This morning I ran through an upgrade of our CRM; nothing to out the usual and something that I’ve done many times before. The update processed and then imploded, I was left with a white screen and a list of useless error codes suggesting something important for composer was broken and/or missing. I decided to speed things up, I’d pull down one of last night’s backups, it was only 7:30am so nobody was going to miss CRM for 30 minutes and so I pulled down the backup and deployed the server…

This is not an unusual scenario but backing up is still something that many people, let alone IT departments still forget to do. Think about your home photos for instance, if you lost your phone would you have a copy of them? Backing up is so easy to do these days with Apple, Google and Samsung (other phone manufactures are available) have built in solutions for automatic backup. It’s often the things that we don’t normally think about that we forget to backup, things like that useful script you use once a year, when it’s gone you will really miss it and because you probably didn’t document it you don’t remember how it worked when it comes to rewriting it. There is a worst sin than just forgetting to back up…

…I opened the newly recovered server backup and my jaw hit the floor and panic set in. August. The date of the backup was a date in August. We’re at the end of September. Fortunately, I had copies of everything on a development environment and within five minutes I’d updated the CRM and recovered all of my customisations, but it was a lesson well learnt…

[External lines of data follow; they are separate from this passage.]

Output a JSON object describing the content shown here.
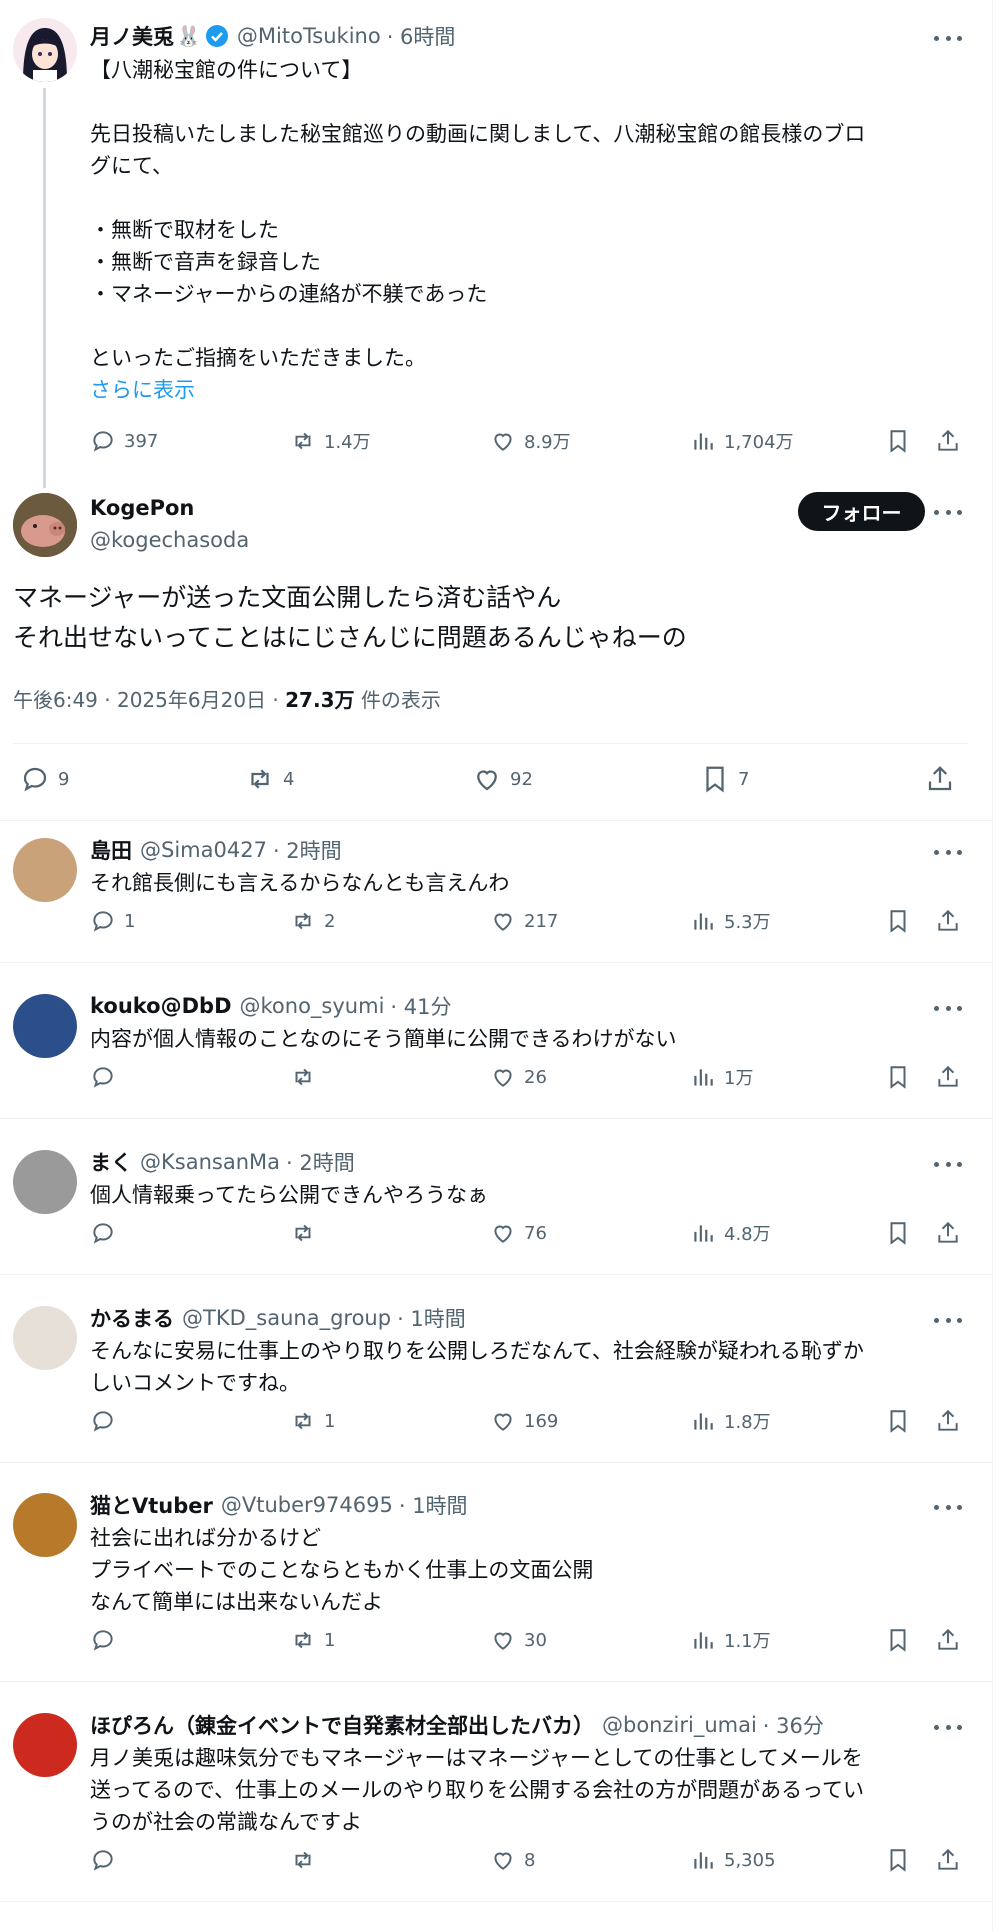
{
  "parent": {
    "name": "月ノ美兎",
    "handle": "@MitoTsukino",
    "time": "· 6時間",
    "lines": [
      "【八潮秘宝館の件について】",
      "",
      "先日投稿いたしました秘宝館巡りの動画に関しまして、八潮秘宝館の館長様のブロ",
      "グにて、",
      "",
      "・無断で取材をした",
      "・無断で音声を録音した",
      "・マネージャーからの連絡が不躾であった",
      "",
      "といったご指摘をいただきました。"
    ],
    "show_more": "さらに表示",
    "stats": {
      "replies": "397",
      "retweets": "1.4万",
      "likes": "8.9万",
      "views": "1,704万"
    }
  },
  "main": {
    "name": "KogePon",
    "handle": "@kogechasoda",
    "follow_label": "フォロー",
    "line1": "マネージャーが送った文面公開したら済む話やん",
    "line2": "それ出せないってことはにじさんじに問題あるんじゃねーの",
    "time": "午後6:49 · 2025年6月20日 · ",
    "views_count": "27.3万",
    "views_label": " 件の表示",
    "stats": {
      "replies": "9",
      "retweets": "4",
      "likes": "92",
      "bookmarks": "7"
    }
  },
  "replies": [
    {
      "name": "島田",
      "handle": "@Sima0427",
      "time": "· 2時間",
      "text": "それ館長側にも言えるからなんとも言えんわ",
      "replies": "1",
      "retweets": "2",
      "likes": "217",
      "views": "5.3万"
    },
    {
      "name": "kouko@DbD",
      "handle": "@kono_syumi",
      "time": "· 41分",
      "text": "内容が個人情報のことなのにそう簡単に公開できるわけがない",
      "replies": "",
      "retweets": "",
      "likes": "26",
      "views": "1万"
    },
    {
      "name": "まく",
      "handle": "@KsansanMa",
      "time": "· 2時間",
      "text": "個人情報乗ってたら公開できんやろうなぁ",
      "replies": "",
      "retweets": "",
      "likes": "76",
      "views": "4.8万"
    },
    {
      "name": "かるまる",
      "handle": "@TKD_sauna_group",
      "time": "· 1時間",
      "text": "そんなに安易に仕事上のやり取りを公開しろだなんて、社会経験が疑われる恥ずか\nしいコメントですね。",
      "replies": "",
      "retweets": "1",
      "likes": "169",
      "views": "1.8万"
    },
    {
      "name": "猫とVtuber",
      "handle": "@Vtuber974695",
      "time": "· 1時間",
      "text": "社会に出れば分かるけど\nプライベートでのことならともかく仕事上の文面公開\nなんて簡単には出来ないんだよ",
      "replies": "",
      "retweets": "1",
      "likes": "30",
      "views": "1.1万"
    },
    {
      "name": "ほぴろん（錬金イベントで自発素材全部出したバカ）",
      "handle": "@bonziri_umai",
      "time": "· 36分",
      "text": "月ノ美兎は趣味気分でもマネージャーはマネージャーとしての仕事としてメールを\n送ってるので、仕事上のメールのやり取りを公開する会社の方が問題があるってい\nうのが社会の常識なんですよ",
      "replies": "",
      "retweets": "",
      "likes": "8",
      "views": "5,305"
    }
  ],
  "colors": {
    "accent": "#1d9bf0",
    "text": "#0f1419",
    "muted": "#536471",
    "border": "#eff3f4"
  }
}
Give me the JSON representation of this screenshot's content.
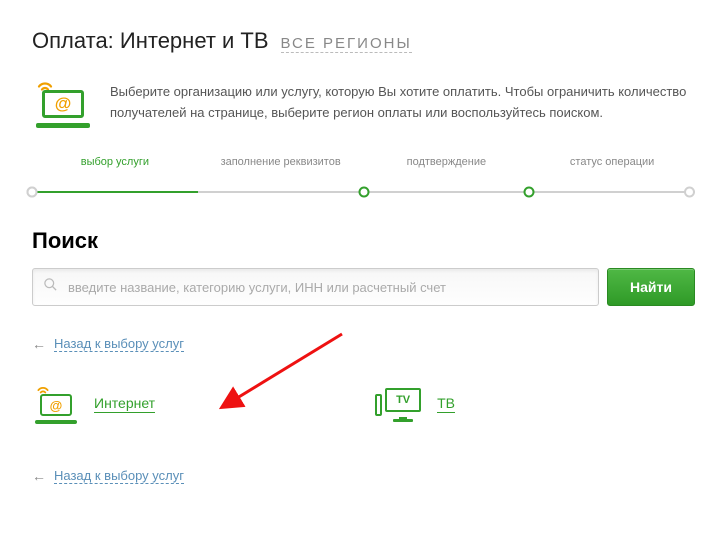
{
  "header": {
    "title": "Оплата: Интернет и ТВ",
    "region_link": "ВСЕ РЕГИОНЫ",
    "intro": "Выберите организацию или услугу, которую Вы хотите оплатить. Чтобы ограничить количество получателей на странице, выберите регион оплаты или воспользуйтесь поиском."
  },
  "stepper": {
    "steps": [
      "выбор услуги",
      "заполнение реквизитов",
      "подтверждение",
      "статус операции"
    ],
    "active_index": 0
  },
  "search": {
    "heading": "Поиск",
    "placeholder": "введите название, категорию услуги, ИНН или расчетный счет",
    "button": "Найти"
  },
  "back_link": "Назад к выбору услуг",
  "categories": [
    {
      "key": "internet",
      "label": "Интернет",
      "icon": "internet-laptop-icon"
    },
    {
      "key": "tv",
      "label": "ТВ",
      "icon": "tv-icon"
    }
  ],
  "colors": {
    "accent": "#33a02c",
    "link": "#5a8fb8",
    "wifi": "#f0a000"
  }
}
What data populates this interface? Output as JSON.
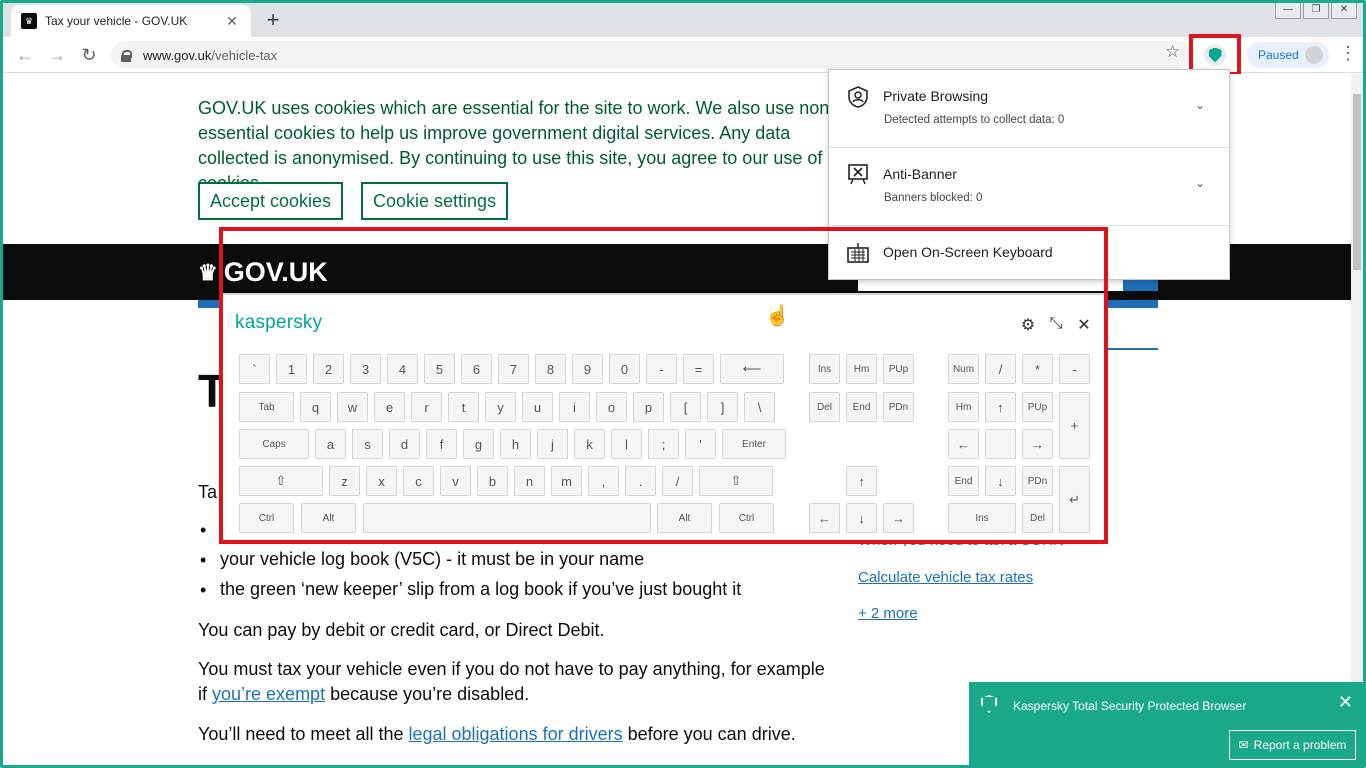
{
  "browser": {
    "tab_title": "Tax your vehicle - GOV.UK",
    "tab_close": "✕",
    "new_tab": "+",
    "url_domain": "www.gov.uk",
    "url_path": "/vehicle-tax",
    "profile_label": "Paused",
    "back": "←",
    "forward": "→",
    "reload": "↻",
    "star": "☆",
    "menu": "⋮"
  },
  "cookies": {
    "text": "GOV.UK uses cookies which are essential for the site to work. We also use non-essential cookies to help us improve government digital services. Any data collected is anonymised. By continuing to use this site, you agree to our use of cookies.",
    "accept": "Accept cookies",
    "settings": "Cookie settings"
  },
  "header": {
    "logo": "GOV.UK",
    "crown": "♛"
  },
  "content": {
    "title_partial": "T",
    "tax_partial": "Ta",
    "bullet2": "your vehicle log book (V5C) - it must be in your name",
    "bullet3": "the green ‘new keeper’ slip from a log book if you’ve just bought it",
    "para_pay": "You can pay by debit or credit card, or Direct Debit.",
    "para_must_1": "You must tax your vehicle even if you do not have to pay anything, for example if ",
    "para_must_link": "you’re exempt",
    "para_must_2": " because you’re disabled.",
    "para_legal_1": "You’ll need to meet all the ",
    "para_legal_link": "legal obligations for drivers",
    "para_legal_2": " before you can drive."
  },
  "sidebar": {
    "link_partial": "When you need to tax a SORN",
    "link_rates": "Calculate vehicle tax rates",
    "link_more": "+ 2 more"
  },
  "kaspersky_menu": {
    "private_title": "Private Browsing",
    "private_sub": "Detected attempts to collect data: 0",
    "banner_title": "Anti-Banner",
    "banner_sub": "Banners blocked: 0",
    "keyboard_title": "Open On-Screen Keyboard",
    "chevron": "⌄"
  },
  "keyboard": {
    "logo": "kaspersky",
    "settings_icon": "⚙",
    "resize_icon": "⤡",
    "close_icon": "✕",
    "row1": [
      "`",
      "1",
      "2",
      "3",
      "4",
      "5",
      "6",
      "7",
      "8",
      "9",
      "0",
      "-",
      "=",
      "⟵"
    ],
    "row2": [
      "Tab",
      "q",
      "w",
      "e",
      "r",
      "t",
      "y",
      "u",
      "i",
      "o",
      "p",
      "[",
      "]",
      "\\"
    ],
    "row3": [
      "Caps",
      "a",
      "s",
      "d",
      "f",
      "g",
      "h",
      "j",
      "k",
      "l",
      ";",
      "'",
      "Enter"
    ],
    "row4": [
      "⇧",
      "z",
      "x",
      "c",
      "v",
      "b",
      "n",
      "m",
      ",",
      ".",
      "/",
      "⇧"
    ],
    "row5": [
      "Ctrl",
      "Alt",
      "",
      "Alt",
      "Ctrl"
    ],
    "nav": [
      "Ins",
      "Hm",
      "PUp",
      "Del",
      "End",
      "PDn",
      "↑",
      "←",
      "↓",
      "→"
    ],
    "numpad": [
      "Num",
      "/",
      "*",
      "-",
      "Hm",
      "↑",
      "PUp",
      "+",
      "←",
      "",
      "→",
      "End",
      "↓",
      "PDn",
      "↵",
      "Ins",
      "Del"
    ]
  },
  "notification": {
    "title": "Kaspersky Total Security Protected Browser",
    "close": "✕",
    "report": "Report a problem"
  },
  "colors": {
    "kaspersky_green": "#00a88e",
    "gov_green": "#00703c",
    "gov_link": "#1d70b8",
    "highlight_red": "#e0131b"
  }
}
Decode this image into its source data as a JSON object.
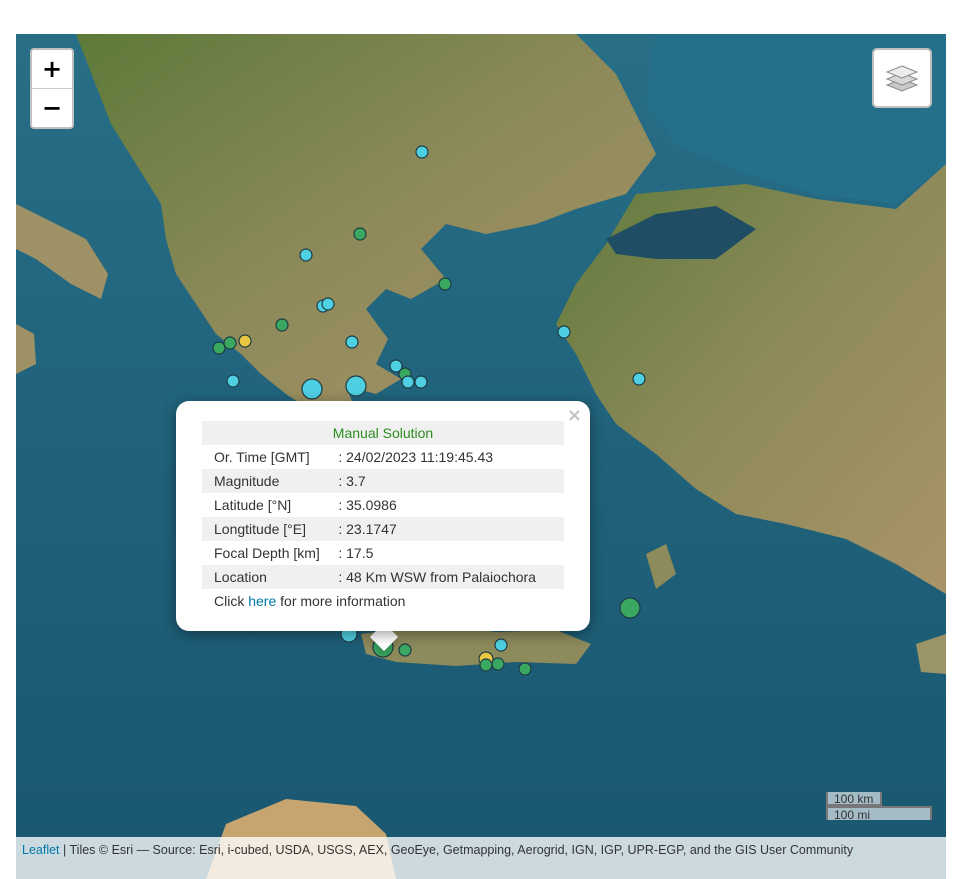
{
  "controls": {
    "zoom_in": "+",
    "zoom_out": "−",
    "layers_icon": "layers-icon"
  },
  "popup": {
    "title": "Manual Solution",
    "close": "×",
    "rows": [
      {
        "label": "Or. Time [GMT]",
        "value": ": 24/02/2023 11:19:45.43"
      },
      {
        "label": "Magnitude",
        "value": ": 3.7"
      },
      {
        "label": "Latitude [°N]",
        "value": ": 35.0986"
      },
      {
        "label": "Longtitude [°E]",
        "value": ": 23.1747"
      },
      {
        "label": "Focal Depth [km]",
        "value": ": 17.5"
      },
      {
        "label": "Location",
        "value": ": 48 Km WSW from Palaiochora"
      }
    ],
    "footer_before": "Click ",
    "footer_link": "here",
    "footer_after": " for more information"
  },
  "scale": {
    "km": "100 km",
    "mi": "100 mi"
  },
  "attribution": {
    "leaflet": "Leaflet",
    "text": " | Tiles © Esri — Source: Esri, i-cubed, USDA, USGS, AEX, GeoEye, Getmapping, Aerogrid, IGN, IGP, UPR-EGP, and the GIS User Community"
  },
  "colors": {
    "sea": "#1f5f78",
    "land": "#8a8a58",
    "marker_cyan": "#4fd0e2",
    "marker_green": "#3aa860",
    "marker_yellow": "#e8c840"
  }
}
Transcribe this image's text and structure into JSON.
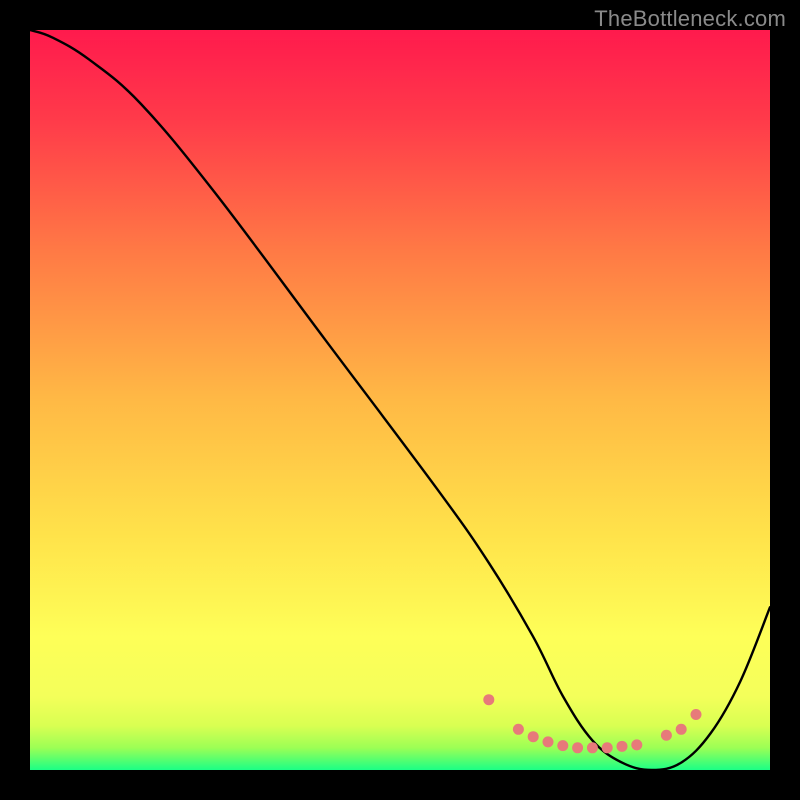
{
  "watermark": "TheBottleneck.com",
  "chart_data": {
    "type": "line",
    "title": "",
    "xlabel": "",
    "ylabel": "",
    "xlim": [
      0,
      100
    ],
    "ylim": [
      0,
      100
    ],
    "background_gradient": {
      "top_color": "#ff1a4d",
      "mid_color": "#ffd948",
      "bottom_colors": [
        "#feff66",
        "#d9ff52",
        "#7aff5a",
        "#1bff86"
      ]
    },
    "series": [
      {
        "name": "curve",
        "type": "line",
        "x": [
          0,
          3,
          8,
          15,
          25,
          40,
          55,
          62,
          68,
          72,
          76,
          80,
          84,
          88,
          92,
          96,
          100
        ],
        "y": [
          100,
          99,
          96,
          90,
          78,
          58,
          38,
          28,
          18,
          10,
          4,
          1,
          0,
          1,
          5,
          12,
          22
        ]
      },
      {
        "name": "dots",
        "type": "scatter",
        "x": [
          62,
          66,
          68,
          70,
          72,
          74,
          76,
          78,
          80,
          82,
          86,
          88,
          90
        ],
        "y": [
          9.5,
          5.5,
          4.5,
          3.8,
          3.3,
          3.0,
          3.0,
          3.0,
          3.2,
          3.4,
          4.7,
          5.5,
          7.5
        ],
        "color": "#e77a7a"
      }
    ]
  }
}
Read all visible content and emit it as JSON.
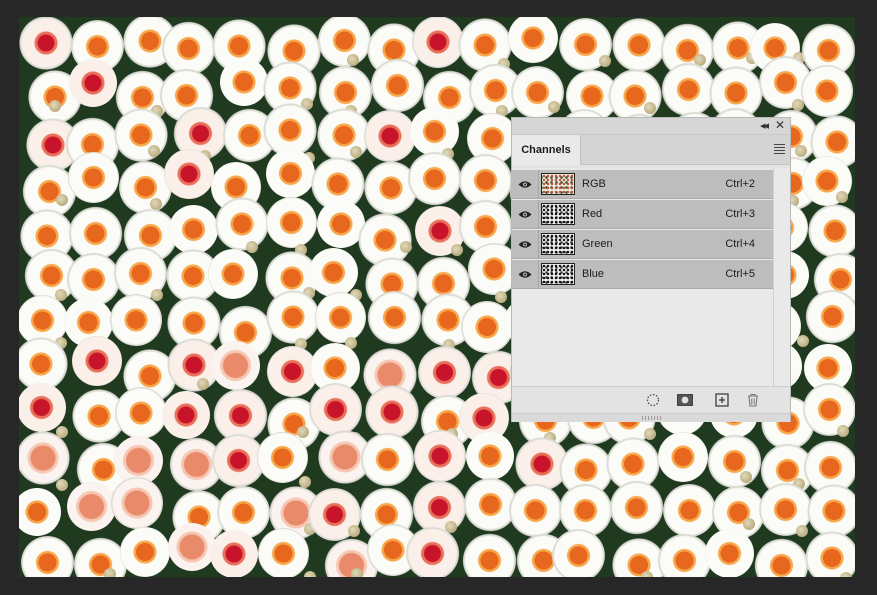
{
  "panel": {
    "tab_label": "Channels",
    "collapse_icon": "double-chevron-left-icon",
    "close_icon": "close-icon",
    "menu_icon": "panel-menu-icon",
    "channels": [
      {
        "name": "RGB",
        "shortcut": "Ctrl+2",
        "visible": true
      },
      {
        "name": "Red",
        "shortcut": "Ctrl+3",
        "visible": true
      },
      {
        "name": "Green",
        "shortcut": "Ctrl+4",
        "visible": true
      },
      {
        "name": "Blue",
        "shortcut": "Ctrl+5",
        "visible": true
      }
    ],
    "footer_tools": [
      "load-channel-as-selection-icon",
      "save-selection-as-channel-icon",
      "create-new-channel-icon",
      "delete-channel-icon"
    ]
  },
  "colors": {
    "workspace_bg": "#272727",
    "panel_bg": "#e3e3e3",
    "row_selected_bg": "#bdbdbd",
    "text": "#1c1c1c"
  }
}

That sin is not testing backups. When was the last time you did that? How do you know that your backups are correct? Testing a backup should (and is for me now) a mandatory step of backing up. If you don’t have a tested backup you don’t really have a backup. Heed these words, backup day, test as regularly as you can afford to lose data.


Loading Conversation